This week, former Penn State athletic director Tim Curley and former university vice president Gary Schultz entered guilty pleas in Dauphin County to charges of child endangerment.
At issue was the idea that they had been told of improper behavior by retired Nittany Lions defensive coordinator Jerry Sandusky with a child served by his Second Mile children’s charity and did not alert authorities. Sandusky was convicted of 45 of 48 counts of child sex abuse charges in 2012, years after the incident.
Former Penn State president Graham Spanier is still set to go to trial for child endangerment Monday.
Sandusky’s conviction and the five-year drama around the three administrators’ cases has brought attention on the role of the mandated reporter.
“Mandated reporters are individuals who are required to report suspected child abuse,” said Kristina Taylor-Porter, executive director of the Centre County Child Advocacy Center.
“Their roles can be in a professional, volunteer or caregiver capacity, just to name a few,” she said. “Reporters have the distinct responsibility to be well informed of how to recognize signs of abuse and how to report suspected abuse.”
“Mandated reporters of child abuse are critical to protect children who have been victimized,” Centre County District Attorney Stacy Parks Miller said. “When people refuse to report child abuse, our kiddos must be able to count on others in trusted positions to intervene and protect them.”
The problem is that sometimes victims can’t turn to the people closest to them.
“Often, family members or family friends are the very people that are causing child abuse,” Parks Miller said. “When others fail, the community must step up, report the suspected abuse and be the voice for our most tiny, precious population. They count on us for their safety and well-being.”
The Curley, Schultz and Spanier cases show how seriously the requirements are taken.
“While legal ramifications do exist for those who do not report suspected abuse, the ramifications of not reporting suspected child abuse could mean a child or children are subjected to continued abuse and that could mean life or death in some cases,” Taylor-Porter said. “Child abuse occurs within the confines of secrecy, having people within our community who are required to report their suspicions of abuse, provides some levels of protection for children. Professionals who respond, intervene, investigate and treat victims of child abuse cannot do it without a vigilant community member reporting their suspicions.”
So are they working? Are people actually making reports?
That’s hard to say. In Pennsylvania, reports can be made to ChildLine, a statewide service that allows anyone — mandated or not — to call in.
“The identity of the reporter is confidential; as a result the Children’s Advocacy Center is unaware if a mandated or passive reporter made the report,” Taylor-Porter said. “What we do know is that a child has been referred for collaborative and comprehensive services for suspected child abuse.

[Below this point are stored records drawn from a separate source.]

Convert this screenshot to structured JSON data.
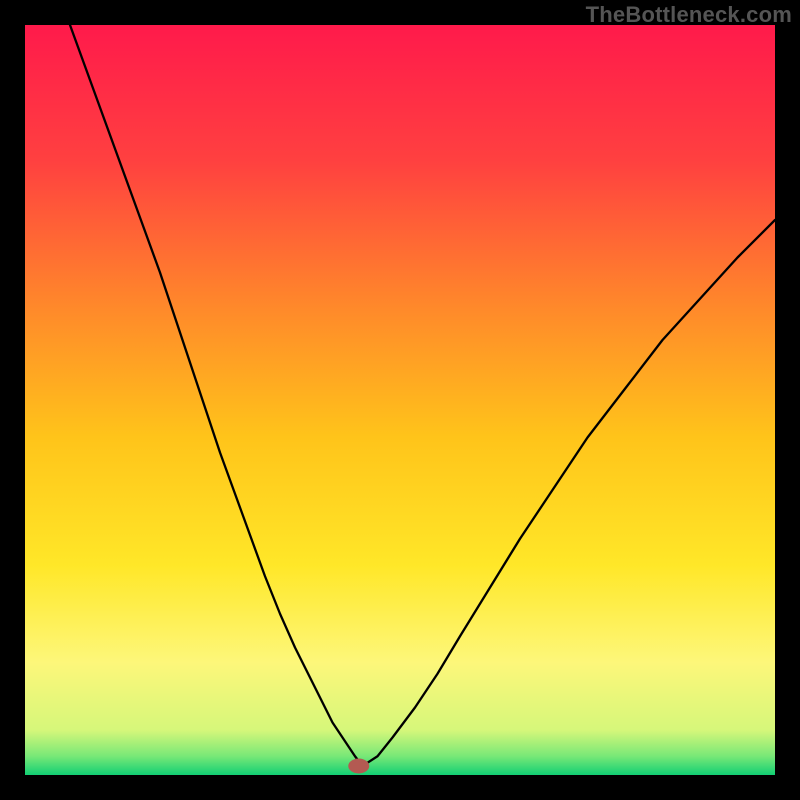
{
  "watermark": "TheBottleneck.com",
  "chart_data": {
    "type": "line",
    "title": "",
    "xlabel": "",
    "ylabel": "",
    "xlim": [
      0,
      100
    ],
    "ylim": [
      0,
      100
    ],
    "grid": false,
    "legend": false,
    "background_gradient_stops": [
      {
        "offset": 0.0,
        "color": "#ff1a4b"
      },
      {
        "offset": 0.18,
        "color": "#ff4040"
      },
      {
        "offset": 0.38,
        "color": "#ff8a2a"
      },
      {
        "offset": 0.55,
        "color": "#ffc41a"
      },
      {
        "offset": 0.72,
        "color": "#ffe728"
      },
      {
        "offset": 0.85,
        "color": "#fdf77a"
      },
      {
        "offset": 0.94,
        "color": "#d6f77a"
      },
      {
        "offset": 0.975,
        "color": "#78e877"
      },
      {
        "offset": 1.0,
        "color": "#12cf74"
      }
    ],
    "series": [
      {
        "name": "bottleneck-curve",
        "stroke": "#000000",
        "stroke_width": 2.3,
        "x": [
          6,
          8,
          10,
          12,
          14,
          16,
          18,
          20,
          22,
          24,
          26,
          28,
          30,
          32,
          34,
          36,
          38,
          40,
          41,
          42,
          43,
          44,
          45,
          47,
          49,
          52,
          55,
          58,
          62,
          66,
          70,
          75,
          80,
          85,
          90,
          95,
          100
        ],
        "y": [
          100,
          94.5,
          89,
          83.5,
          78,
          72.5,
          67,
          61,
          55,
          49,
          43,
          37.5,
          32,
          26.5,
          21.5,
          17,
          13,
          9,
          7,
          5.5,
          4,
          2.5,
          1.2,
          2.5,
          5,
          9,
          13.5,
          18.5,
          25,
          31.5,
          37.5,
          45,
          51.5,
          58,
          63.5,
          69,
          74
        ]
      }
    ],
    "marker": {
      "name": "optimal-point",
      "x": 44.5,
      "y": 1.2,
      "rx": 1.4,
      "ry": 1.0,
      "fill": "#b35a52"
    }
  }
}
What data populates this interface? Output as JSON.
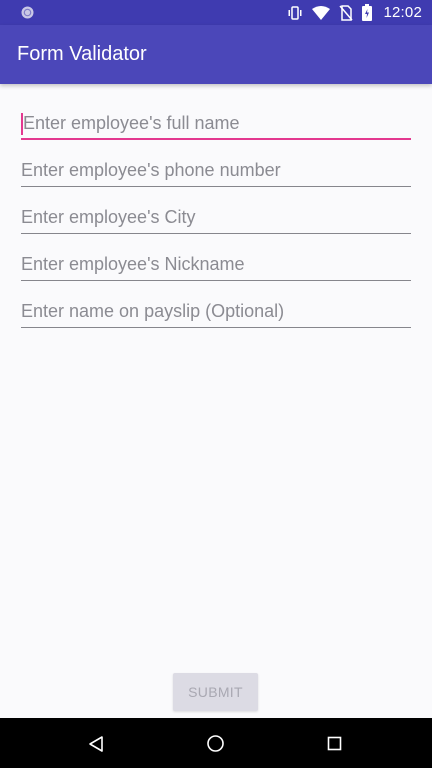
{
  "status_bar": {
    "time": "12:02",
    "icons": [
      "app-notification-icon",
      "vibrate-icon",
      "wifi-icon",
      "no-sim-icon",
      "battery-icon"
    ]
  },
  "app_bar": {
    "title": "Form Validator"
  },
  "form": {
    "fields": [
      {
        "name": "full-name",
        "placeholder": "Enter employee's full name",
        "value": "",
        "focused": true
      },
      {
        "name": "phone",
        "placeholder": "Enter employee's phone number",
        "value": "",
        "focused": false
      },
      {
        "name": "city",
        "placeholder": "Enter employee's City",
        "value": "",
        "focused": false
      },
      {
        "name": "nickname",
        "placeholder": "Enter employee's Nickname",
        "value": "",
        "focused": false
      },
      {
        "name": "payslip-name",
        "placeholder": "Enter name on payslip (Optional)",
        "value": "",
        "focused": false
      }
    ],
    "submit_label": "SUBMIT",
    "submit_enabled": false
  },
  "nav_bar": {
    "icons": [
      "back-icon",
      "home-icon",
      "recents-icon"
    ]
  },
  "colors": {
    "status_bar": "#3f3bb0",
    "app_bar": "#4b47b9",
    "accent": "#e3388f",
    "background": "#fafafc"
  }
}
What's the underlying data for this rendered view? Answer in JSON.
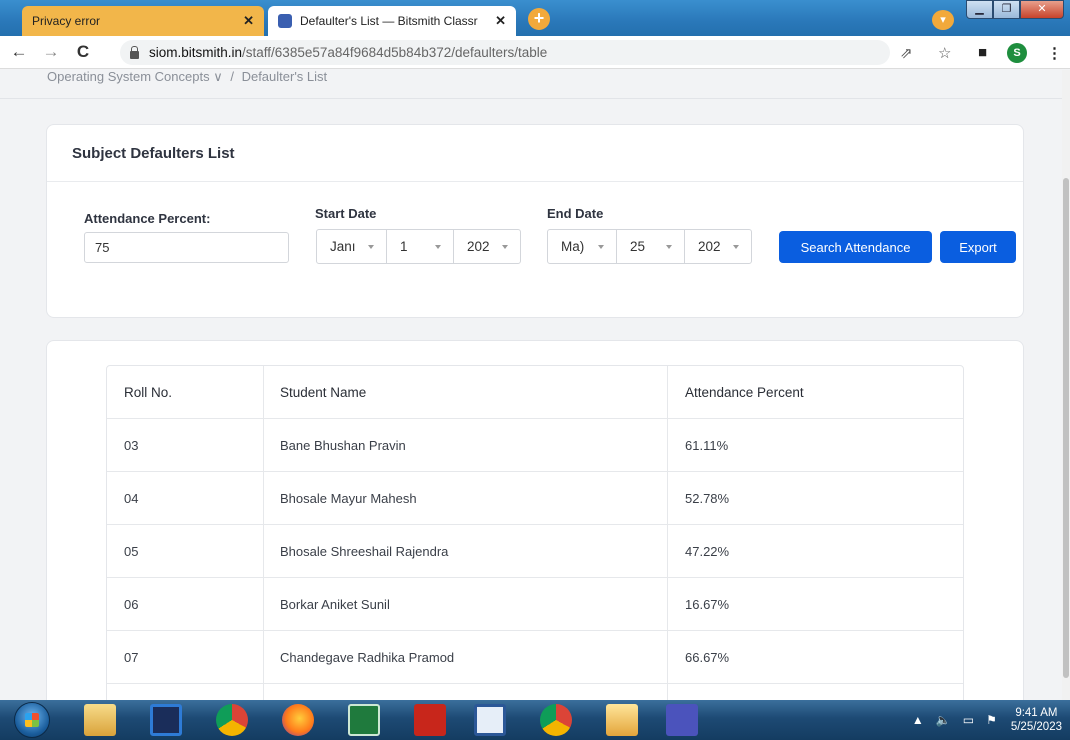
{
  "browser": {
    "tabs": [
      {
        "title": "Privacy error",
        "active": false
      },
      {
        "title": "Defaulter's List — Bitsmith Classr",
        "active": true
      }
    ],
    "new_tab_label": "+",
    "address": {
      "host": "siom.bitsmith.in",
      "path": "/staff/6385e57a84f9684d5b84b372/defaulters/table"
    },
    "profile_initial": "S"
  },
  "breadcrumb": {
    "course": "Operating System Concepts ∨",
    "separator": "/",
    "current": "Defaulter's List"
  },
  "filter_card": {
    "title": "Subject Defaulters List",
    "attendance_label": "Attendance Percent:",
    "attendance_value": "75",
    "start_label": "Start Date",
    "start": {
      "month": "Janı",
      "day": "1",
      "year": "202"
    },
    "end_label": "End Date",
    "end": {
      "month": "Ma)",
      "day": "25",
      "year": "202"
    },
    "search_button": "Search Attendance",
    "export_button": "Export"
  },
  "table": {
    "headers": [
      "Roll No.",
      "Student Name",
      "Attendance Percent"
    ],
    "rows": [
      {
        "roll": "03",
        "name": "Bane Bhushan Pravin",
        "percent": "61.11%"
      },
      {
        "roll": "04",
        "name": "Bhosale Mayur Mahesh",
        "percent": "52.78%"
      },
      {
        "roll": "05",
        "name": "Bhosale Shreeshail Rajendra",
        "percent": "47.22%"
      },
      {
        "roll": "06",
        "name": "Borkar Aniket Sunil",
        "percent": "16.67%"
      },
      {
        "roll": "07",
        "name": "Chandegave Radhika Pramod",
        "percent": "66.67%"
      },
      {
        "roll": "",
        "name": "",
        "percent": ""
      }
    ]
  },
  "taskbar": {
    "time": "9:41 AM",
    "date": "5/25/2023",
    "apps": [
      "file-explorer",
      "media-player",
      "chrome",
      "firefox",
      "excel",
      "acrobat",
      "word",
      "chrome-profile",
      "outlook",
      "teams"
    ]
  },
  "colors": {
    "primary_button": "#0a5ee0",
    "tab_inactive": "#f2b64a",
    "page_bg": "#f2f3f5"
  }
}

According to the PA Family Support Alliance, the calls made to ChildLine, Pa.’s child abuse reporting agency, 75 percent of the calls are from mandated reporters.”